BACKGROUND:It is important to control chemotherapy-induced nausea and vomiting (CINV) to maintain dose intensity and patients' quality of life. The National Comprehensive Cancer Network guidelines suggest combination therapy of antiemetic agents. The growing number of antiemetic regimens, and in particular the growing use of regimens containing antagonists to the Nk-1 receptor (NK1RAs) and the antipsychotic drug olanzapine (OLZ), call for the re-evaluation of the optimal regimen for CINV. This study assessed the efficacy and safety of antiemetic regimens for highly emetogenic chemotherapy, using Bayesian network meta-analysis. METHODS:Randomized trials that compared different antiemetic regimens were included. We strictly followed Preferred Reporting Items for Systematic Reviews and Meta-Analysis guidelines. The main outcomes were the odds ratio (OR) for overall complete response (absence of vomiting). We conducted network meta-analysis within a Bayesian model to combine the direct and indirect evidence. Safety was assessed from the trial description. All statistical tests were two-sided. RESULTS:We systematically reviewed 27 randomized control trials (13,356 participants), which compared 12 different antiemetic regimens: serotonin-3 receptor antagonist (5HT3), 5HT3 + dexamethasone (Dex), palonosetron (PAL), PAL + Dex, PAL at 0.75 mg (PAL0.75), PAL0.75 + Dex, NK1RA + 5HT3 + Dex, NK1RA + PAL + Dex, an oral combination of netupitant and palonosetron (NEPA) + Dex, OLZ + 5HT3 + Dex, OLZ + PAL + Dex, and OLZ + NK1RA + 5HT3 + Dex. An NK1RA + 5HT3 + Dex regimen and an NK1RA + palonosetron + Dex regimen gave a higher complete response (CR) rate than the reference regimen, 5HT3 + Dex (OR, 1.75; 95% credibility interval [95% CrI], 1.56-1.97, and OR, 2.25; 95% CrI, 1.66-3.03, respectively). A regimen containing NEPA was more effective in producing CR than conventional regimens without NEPA or olanzapine. Further analysis, based on the surface under the cumulative ranking probability curve, indicated that olanzapine-containing regimens were the most effective in producing CR. CONCLUSION:Our meta-analysis supports the conclusion that olanzapine-containing regimens are the most effective for CINV of highly emetogenic chemotherapy. We confirmed that NK1RA + PAL + Dex is the most effective of conventional regimens. Substituting olanzapine for an Nk-1 receptor antagonist may offer a less costly and more effective alternative for patients. IMPLICATIONS FOR PRACTICE:Nausea and vomiting during chemotherapy often pose difficulties for patients and doctors, making it hard to continue the proper therapy and to maintain the quality of life.
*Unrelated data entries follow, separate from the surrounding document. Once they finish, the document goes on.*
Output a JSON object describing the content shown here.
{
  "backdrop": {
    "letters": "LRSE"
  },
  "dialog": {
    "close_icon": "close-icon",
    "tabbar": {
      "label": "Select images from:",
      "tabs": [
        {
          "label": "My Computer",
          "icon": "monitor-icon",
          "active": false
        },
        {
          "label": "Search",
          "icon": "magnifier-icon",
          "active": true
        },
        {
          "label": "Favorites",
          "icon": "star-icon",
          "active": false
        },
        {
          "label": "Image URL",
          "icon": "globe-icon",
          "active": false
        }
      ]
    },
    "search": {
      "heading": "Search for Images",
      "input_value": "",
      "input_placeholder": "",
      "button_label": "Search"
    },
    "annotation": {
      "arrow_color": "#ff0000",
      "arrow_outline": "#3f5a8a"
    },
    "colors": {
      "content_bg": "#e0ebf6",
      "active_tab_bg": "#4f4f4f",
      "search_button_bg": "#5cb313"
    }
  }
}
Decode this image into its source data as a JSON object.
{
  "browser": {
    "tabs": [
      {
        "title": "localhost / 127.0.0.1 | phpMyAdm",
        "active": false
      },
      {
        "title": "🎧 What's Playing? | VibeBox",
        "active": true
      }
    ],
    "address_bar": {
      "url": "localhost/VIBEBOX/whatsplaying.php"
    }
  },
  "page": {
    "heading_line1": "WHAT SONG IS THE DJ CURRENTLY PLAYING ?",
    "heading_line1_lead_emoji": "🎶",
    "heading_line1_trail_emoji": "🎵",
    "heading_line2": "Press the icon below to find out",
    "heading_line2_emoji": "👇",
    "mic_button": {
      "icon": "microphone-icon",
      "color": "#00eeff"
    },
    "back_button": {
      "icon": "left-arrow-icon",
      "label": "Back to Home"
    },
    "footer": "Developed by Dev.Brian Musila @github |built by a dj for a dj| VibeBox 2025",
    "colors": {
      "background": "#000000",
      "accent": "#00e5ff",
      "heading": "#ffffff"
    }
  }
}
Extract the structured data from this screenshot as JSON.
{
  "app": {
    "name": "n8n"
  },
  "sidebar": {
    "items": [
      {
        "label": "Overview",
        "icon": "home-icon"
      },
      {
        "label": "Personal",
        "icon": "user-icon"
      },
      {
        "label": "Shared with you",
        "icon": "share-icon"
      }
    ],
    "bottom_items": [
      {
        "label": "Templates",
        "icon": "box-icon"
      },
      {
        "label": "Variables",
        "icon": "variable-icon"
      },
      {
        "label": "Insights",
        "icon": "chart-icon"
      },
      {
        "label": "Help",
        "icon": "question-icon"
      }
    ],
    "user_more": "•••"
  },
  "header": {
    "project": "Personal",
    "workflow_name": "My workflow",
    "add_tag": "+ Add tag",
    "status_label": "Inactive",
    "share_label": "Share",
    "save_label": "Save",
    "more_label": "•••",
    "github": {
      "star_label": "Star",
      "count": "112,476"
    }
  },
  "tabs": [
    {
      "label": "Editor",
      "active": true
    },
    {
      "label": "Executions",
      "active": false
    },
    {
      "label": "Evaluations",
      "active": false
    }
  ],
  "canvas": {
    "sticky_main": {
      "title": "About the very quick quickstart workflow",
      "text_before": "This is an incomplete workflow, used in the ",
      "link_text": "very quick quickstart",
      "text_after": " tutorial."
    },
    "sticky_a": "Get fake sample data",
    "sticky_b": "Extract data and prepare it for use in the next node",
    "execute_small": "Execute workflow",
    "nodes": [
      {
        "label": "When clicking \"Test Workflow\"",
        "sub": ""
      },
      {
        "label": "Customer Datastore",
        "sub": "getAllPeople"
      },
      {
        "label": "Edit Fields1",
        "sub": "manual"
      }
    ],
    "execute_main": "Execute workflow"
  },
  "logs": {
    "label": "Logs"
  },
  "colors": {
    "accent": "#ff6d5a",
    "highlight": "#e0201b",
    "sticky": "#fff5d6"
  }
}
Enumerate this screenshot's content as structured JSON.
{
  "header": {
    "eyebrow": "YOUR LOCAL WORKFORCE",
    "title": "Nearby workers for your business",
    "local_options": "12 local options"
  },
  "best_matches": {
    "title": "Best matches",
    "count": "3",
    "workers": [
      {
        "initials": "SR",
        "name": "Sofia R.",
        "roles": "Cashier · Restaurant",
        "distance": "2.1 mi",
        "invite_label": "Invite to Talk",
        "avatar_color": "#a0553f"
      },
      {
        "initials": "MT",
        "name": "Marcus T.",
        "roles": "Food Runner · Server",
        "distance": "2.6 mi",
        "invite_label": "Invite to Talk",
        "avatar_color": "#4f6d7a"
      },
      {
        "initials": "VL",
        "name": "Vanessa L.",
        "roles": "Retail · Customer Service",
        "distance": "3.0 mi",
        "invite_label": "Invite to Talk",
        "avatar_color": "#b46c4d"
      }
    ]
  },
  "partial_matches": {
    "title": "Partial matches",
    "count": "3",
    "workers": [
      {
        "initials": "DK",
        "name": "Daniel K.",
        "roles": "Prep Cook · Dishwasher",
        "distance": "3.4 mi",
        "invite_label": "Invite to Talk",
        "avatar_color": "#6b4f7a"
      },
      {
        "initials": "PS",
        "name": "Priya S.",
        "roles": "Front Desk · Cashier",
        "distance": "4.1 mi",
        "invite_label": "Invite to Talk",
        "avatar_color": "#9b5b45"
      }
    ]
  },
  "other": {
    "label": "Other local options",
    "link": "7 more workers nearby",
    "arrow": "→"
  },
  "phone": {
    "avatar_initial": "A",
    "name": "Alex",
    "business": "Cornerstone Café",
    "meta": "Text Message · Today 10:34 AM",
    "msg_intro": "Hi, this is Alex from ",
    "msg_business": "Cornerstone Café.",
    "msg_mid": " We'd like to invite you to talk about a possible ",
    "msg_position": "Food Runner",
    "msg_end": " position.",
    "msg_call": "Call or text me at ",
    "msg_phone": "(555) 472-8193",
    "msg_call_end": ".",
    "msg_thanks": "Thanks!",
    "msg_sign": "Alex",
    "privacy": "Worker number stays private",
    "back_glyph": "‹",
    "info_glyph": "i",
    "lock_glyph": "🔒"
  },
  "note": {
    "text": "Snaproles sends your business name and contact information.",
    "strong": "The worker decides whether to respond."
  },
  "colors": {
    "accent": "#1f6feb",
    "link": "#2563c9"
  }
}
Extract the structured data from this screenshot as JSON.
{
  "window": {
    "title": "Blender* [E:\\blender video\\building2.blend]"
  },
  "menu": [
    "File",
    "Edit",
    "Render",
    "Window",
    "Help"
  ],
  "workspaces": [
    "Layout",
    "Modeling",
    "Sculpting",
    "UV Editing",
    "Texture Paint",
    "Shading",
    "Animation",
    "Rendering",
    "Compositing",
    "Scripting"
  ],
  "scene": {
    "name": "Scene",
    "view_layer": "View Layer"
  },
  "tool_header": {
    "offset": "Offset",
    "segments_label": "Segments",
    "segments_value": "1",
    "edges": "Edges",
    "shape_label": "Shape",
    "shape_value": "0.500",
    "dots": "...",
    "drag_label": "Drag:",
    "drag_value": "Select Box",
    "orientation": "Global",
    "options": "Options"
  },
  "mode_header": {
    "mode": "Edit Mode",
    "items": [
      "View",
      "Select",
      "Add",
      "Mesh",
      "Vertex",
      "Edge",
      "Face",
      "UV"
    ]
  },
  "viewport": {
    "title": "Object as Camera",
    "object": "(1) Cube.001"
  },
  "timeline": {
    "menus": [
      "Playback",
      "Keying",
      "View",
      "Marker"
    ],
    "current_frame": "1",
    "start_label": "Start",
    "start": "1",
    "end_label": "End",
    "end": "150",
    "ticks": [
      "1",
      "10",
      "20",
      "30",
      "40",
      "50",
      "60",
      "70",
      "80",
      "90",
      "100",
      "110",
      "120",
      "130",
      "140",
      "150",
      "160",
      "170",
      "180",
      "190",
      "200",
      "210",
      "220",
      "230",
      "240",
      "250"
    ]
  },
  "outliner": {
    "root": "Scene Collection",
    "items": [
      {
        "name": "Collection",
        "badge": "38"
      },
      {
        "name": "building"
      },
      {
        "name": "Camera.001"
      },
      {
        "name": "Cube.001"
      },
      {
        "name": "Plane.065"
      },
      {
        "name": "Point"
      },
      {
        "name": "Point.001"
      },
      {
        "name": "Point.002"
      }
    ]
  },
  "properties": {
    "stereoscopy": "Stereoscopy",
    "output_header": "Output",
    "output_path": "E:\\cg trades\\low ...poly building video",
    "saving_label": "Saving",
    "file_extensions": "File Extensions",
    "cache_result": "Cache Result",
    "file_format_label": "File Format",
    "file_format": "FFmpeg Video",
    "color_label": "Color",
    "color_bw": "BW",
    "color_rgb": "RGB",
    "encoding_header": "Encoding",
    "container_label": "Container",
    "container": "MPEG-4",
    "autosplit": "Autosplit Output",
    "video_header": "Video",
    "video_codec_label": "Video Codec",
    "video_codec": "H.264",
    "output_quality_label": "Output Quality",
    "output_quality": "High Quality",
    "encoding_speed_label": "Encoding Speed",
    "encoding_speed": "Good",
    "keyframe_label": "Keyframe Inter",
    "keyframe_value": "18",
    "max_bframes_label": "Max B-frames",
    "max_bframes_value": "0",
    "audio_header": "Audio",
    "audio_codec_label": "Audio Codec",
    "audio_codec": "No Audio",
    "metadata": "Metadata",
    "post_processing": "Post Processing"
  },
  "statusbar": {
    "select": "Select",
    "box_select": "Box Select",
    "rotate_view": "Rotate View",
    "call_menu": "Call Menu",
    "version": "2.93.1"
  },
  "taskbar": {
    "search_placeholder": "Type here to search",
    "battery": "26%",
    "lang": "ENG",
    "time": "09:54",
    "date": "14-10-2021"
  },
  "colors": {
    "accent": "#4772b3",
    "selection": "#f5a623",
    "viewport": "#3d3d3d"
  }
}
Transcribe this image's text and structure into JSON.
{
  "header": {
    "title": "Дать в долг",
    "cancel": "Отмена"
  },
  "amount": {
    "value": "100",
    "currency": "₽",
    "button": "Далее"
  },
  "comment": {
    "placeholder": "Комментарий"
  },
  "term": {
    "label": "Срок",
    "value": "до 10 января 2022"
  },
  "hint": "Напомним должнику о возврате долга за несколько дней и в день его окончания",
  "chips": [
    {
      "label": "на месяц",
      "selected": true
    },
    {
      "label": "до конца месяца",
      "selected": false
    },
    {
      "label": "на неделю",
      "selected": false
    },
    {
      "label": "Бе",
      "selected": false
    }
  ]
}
This article gives insights into the optimal choice of medicine to treat nausea during chemotherapy. The findings reported here provide readers with a robust efficacy ranking of antinausea medicine, which can be used as a reference for the best possible treatment. Furthermore, the 70% less costly drug, olanzapine, is suggested to be equally effective to aprepitant in reducing nausea and vomiting. The possibility of offering a cost-effective treatment to a wider range of the population is discussed.